[Source information Boundary: Start]
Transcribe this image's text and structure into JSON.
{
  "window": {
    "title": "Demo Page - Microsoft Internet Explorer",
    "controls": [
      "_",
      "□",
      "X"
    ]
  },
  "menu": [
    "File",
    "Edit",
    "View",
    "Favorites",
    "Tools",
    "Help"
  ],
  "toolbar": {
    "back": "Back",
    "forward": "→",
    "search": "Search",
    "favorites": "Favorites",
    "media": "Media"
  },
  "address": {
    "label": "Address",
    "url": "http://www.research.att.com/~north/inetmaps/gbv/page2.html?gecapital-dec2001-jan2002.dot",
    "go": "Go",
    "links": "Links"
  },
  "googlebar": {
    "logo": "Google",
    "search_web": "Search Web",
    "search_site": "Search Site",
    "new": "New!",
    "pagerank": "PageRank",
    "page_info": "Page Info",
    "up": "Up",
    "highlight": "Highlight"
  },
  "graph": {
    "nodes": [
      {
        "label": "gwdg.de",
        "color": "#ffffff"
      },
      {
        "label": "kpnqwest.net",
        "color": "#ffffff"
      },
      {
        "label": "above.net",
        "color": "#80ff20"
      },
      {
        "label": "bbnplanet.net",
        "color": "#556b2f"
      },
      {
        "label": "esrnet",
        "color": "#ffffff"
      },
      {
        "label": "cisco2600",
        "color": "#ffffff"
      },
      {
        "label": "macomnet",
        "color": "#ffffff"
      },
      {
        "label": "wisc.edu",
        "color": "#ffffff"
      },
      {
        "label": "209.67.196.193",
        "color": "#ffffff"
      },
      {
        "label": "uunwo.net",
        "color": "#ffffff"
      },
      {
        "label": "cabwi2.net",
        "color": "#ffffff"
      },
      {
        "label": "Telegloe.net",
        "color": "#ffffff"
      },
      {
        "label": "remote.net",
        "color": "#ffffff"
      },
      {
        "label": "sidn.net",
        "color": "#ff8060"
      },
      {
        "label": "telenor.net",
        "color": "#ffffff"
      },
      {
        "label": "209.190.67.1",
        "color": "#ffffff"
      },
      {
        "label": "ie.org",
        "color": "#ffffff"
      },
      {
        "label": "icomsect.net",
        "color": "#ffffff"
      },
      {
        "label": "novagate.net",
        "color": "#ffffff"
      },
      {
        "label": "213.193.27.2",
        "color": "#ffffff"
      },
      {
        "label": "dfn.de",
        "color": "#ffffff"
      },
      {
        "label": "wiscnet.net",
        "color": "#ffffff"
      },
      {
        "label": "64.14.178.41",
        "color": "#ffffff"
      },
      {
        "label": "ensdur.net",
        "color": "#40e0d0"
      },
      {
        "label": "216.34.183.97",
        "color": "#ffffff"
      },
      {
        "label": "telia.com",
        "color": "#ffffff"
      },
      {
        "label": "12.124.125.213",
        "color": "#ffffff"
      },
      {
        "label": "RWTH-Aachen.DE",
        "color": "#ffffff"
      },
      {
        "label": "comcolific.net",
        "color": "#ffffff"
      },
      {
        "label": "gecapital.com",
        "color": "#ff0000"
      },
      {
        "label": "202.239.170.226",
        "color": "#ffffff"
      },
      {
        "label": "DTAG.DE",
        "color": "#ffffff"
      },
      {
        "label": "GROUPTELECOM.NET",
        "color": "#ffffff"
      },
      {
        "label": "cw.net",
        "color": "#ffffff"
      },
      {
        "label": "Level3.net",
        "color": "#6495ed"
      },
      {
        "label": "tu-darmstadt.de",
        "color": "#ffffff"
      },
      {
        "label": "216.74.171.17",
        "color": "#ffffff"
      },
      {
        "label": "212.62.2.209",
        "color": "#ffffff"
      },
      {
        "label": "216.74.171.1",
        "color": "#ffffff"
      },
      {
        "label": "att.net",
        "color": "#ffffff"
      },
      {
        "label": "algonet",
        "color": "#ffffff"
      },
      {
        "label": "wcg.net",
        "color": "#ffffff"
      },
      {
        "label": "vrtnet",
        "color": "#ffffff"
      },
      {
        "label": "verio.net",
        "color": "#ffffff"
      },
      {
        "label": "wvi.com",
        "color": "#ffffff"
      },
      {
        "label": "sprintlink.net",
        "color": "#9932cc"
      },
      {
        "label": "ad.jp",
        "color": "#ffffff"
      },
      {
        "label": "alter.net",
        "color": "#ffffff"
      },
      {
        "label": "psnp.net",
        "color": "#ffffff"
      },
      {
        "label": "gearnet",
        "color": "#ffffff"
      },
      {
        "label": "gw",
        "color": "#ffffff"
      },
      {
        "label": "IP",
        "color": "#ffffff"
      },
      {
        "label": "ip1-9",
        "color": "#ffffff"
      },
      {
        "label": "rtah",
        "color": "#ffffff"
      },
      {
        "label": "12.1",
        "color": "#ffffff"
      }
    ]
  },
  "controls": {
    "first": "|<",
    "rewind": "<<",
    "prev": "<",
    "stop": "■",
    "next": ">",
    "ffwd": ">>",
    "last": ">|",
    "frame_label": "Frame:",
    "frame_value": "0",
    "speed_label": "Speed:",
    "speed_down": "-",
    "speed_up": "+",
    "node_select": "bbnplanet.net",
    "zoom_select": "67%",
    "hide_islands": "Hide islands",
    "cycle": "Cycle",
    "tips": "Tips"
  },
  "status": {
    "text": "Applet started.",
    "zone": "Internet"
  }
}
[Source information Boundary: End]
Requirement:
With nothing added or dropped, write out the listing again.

Solution for this problem:
Transcribe this image's text and structure into JSON.
{
  "window": {
    "title": "Demo Page - Microsoft Internet Explorer",
    "controls": [
      "_",
      "□",
      "X"
    ]
  },
  "menu": [
    "File",
    "Edit",
    "View",
    "Favorites",
    "Tools",
    "Help"
  ],
  "toolbar": {
    "back": "Back",
    "forward": "→",
    "search": "Search",
    "favorites": "Favorites",
    "media": "Media"
  },
  "address": {
    "label": "Address",
    "url": "http://www.research.att.com/~north/inetmaps/gbv/page2.html?gecapital-dec2001-jan2002.dot",
    "go": "Go",
    "links": "Links"
  },
  "googlebar": {
    "logo": "Google",
    "search_web": "Search Web",
    "search_site": "Search Site",
    "new": "New!",
    "pagerank": "PageRank",
    "page_info": "Page Info",
    "up": "Up",
    "highlight": "Highlight"
  },
  "graph": {
    "nodes": [
      {
        "label": "gwdg.de",
        "color": "#ffffff"
      },
      {
        "label": "kpnqwest.net",
        "color": "#ffffff"
      },
      {
        "label": "above.net",
        "color": "#80ff20"
      },
      {
        "label": "bbnplanet.net",
        "color": "#556b2f"
      },
      {
        "label": "esrnet",
        "color": "#ffffff"
      },
      {
        "label": "cisco2600",
        "color": "#ffffff"
      },
      {
        "label": "macomnet",
        "color": "#ffffff"
      },
      {
        "label": "wisc.edu",
        "color": "#ffffff"
      },
      {
        "label": "209.67.196.193",
        "color": "#ffffff"
      },
      {
        "label": "uunwo.net",
        "color": "#ffffff"
      },
      {
        "label": "cabwi2.net",
        "color": "#ffffff"
      },
      {
        "label": "Telegloe.net",
        "color": "#ffffff"
      },
      {
        "label": "remote.net",
        "color": "#ffffff"
      },
      {
        "label": "sidn.net",
        "color": "#ff8060"
      },
      {
        "label": "telenor.net",
        "color": "#ffffff"
      },
      {
        "label": "209.190.67.1",
        "color": "#ffffff"
      },
      {
        "label": "ie.org",
        "color": "#ffffff"
      },
      {
        "label": "icomsect.net",
        "color": "#ffffff"
      },
      {
        "label": "novagate.net",
        "color": "#ffffff"
      },
      {
        "label": "213.193.27.2",
        "color": "#ffffff"
      },
      {
        "label": "dfn.de",
        "color": "#ffffff"
      },
      {
        "label": "wiscnet.net",
        "color": "#ffffff"
      },
      {
        "label": "64.14.178.41",
        "color": "#ffffff"
      },
      {
        "label": "ensdur.net",
        "color": "#40e0d0"
      },
      {
        "label": "216.34.183.97",
        "color": "#ffffff"
      },
      {
        "label": "telia.com",
        "color": "#ffffff"
      },
      {
        "label": "12.124.125.213",
        "color": "#ffffff"
      },
      {
        "label": "RWTH-Aachen.DE",
        "color": "#ffffff"
      },
      {
        "label": "comcolific.net",
        "color": "#ffffff"
      },
      {
        "label": "gecapital.com",
        "color": "#ff0000"
      },
      {
        "label": "202.239.170.226",
        "color": "#ffffff"
      },
      {
        "label": "DTAG.DE",
        "color": "#ffffff"
      },
      {
        "label": "GROUPTELECOM.NET",
        "color": "#ffffff"
      },
      {
        "label": "cw.net",
        "color": "#ffffff"
      },
      {
        "label": "Level3.net",
        "color": "#6495ed"
      },
      {
        "label": "tu-darmstadt.de",
        "color": "#ffffff"
      },
      {
        "label": "216.74.171.17",
        "color": "#ffffff"
      },
      {
        "label": "212.62.2.209",
        "color": "#ffffff"
      },
      {
        "label": "216.74.171.1",
        "color": "#ffffff"
      },
      {
        "label": "att.net",
        "color": "#ffffff"
      },
      {
        "label": "algonet",
        "color": "#ffffff"
      },
      {
        "label": "wcg.net",
        "color": "#ffffff"
      },
      {
        "label": "vrtnet",
        "color": "#ffffff"
      },
      {
        "label": "verio.net",
        "color": "#ffffff"
      },
      {
        "label": "wvi.com",
        "color": "#ffffff"
      },
      {
        "label": "sprintlink.net",
        "color": "#9932cc"
      },
      {
        "label": "ad.jp",
        "color": "#ffffff"
      },
      {
        "label": "alter.net",
        "color": "#ffffff"
      },
      {
        "label": "psnp.net",
        "color": "#ffffff"
      },
      {
        "label": "gearnet",
        "color": "#ffffff"
      },
      {
        "label": "gw",
        "color": "#ffffff"
      },
      {
        "label": "IP",
        "color": "#ffffff"
      },
      {
        "label": "ip1-9",
        "color": "#ffffff"
      },
      {
        "label": "rtah",
        "color": "#ffffff"
      },
      {
        "label": "12.1",
        "color": "#ffffff"
      }
    ]
  },
  "controls": {
    "first": "|<",
    "rewind": "<<",
    "prev": "<",
    "stop": "■",
    "next": ">",
    "ffwd": ">>",
    "last": ">|",
    "frame_label": "Frame:",
    "frame_value": "0",
    "speed_label": "Speed:",
    "speed_down": "-",
    "speed_up": "+",
    "node_select": "bbnplanet.net",
    "zoom_select": "67%",
    "hide_islands": "Hide islands",
    "cycle": "Cycle",
    "tips": "Tips"
  },
  "status": {
    "text": "Applet started.",
    "zone": "Internet"
  }
}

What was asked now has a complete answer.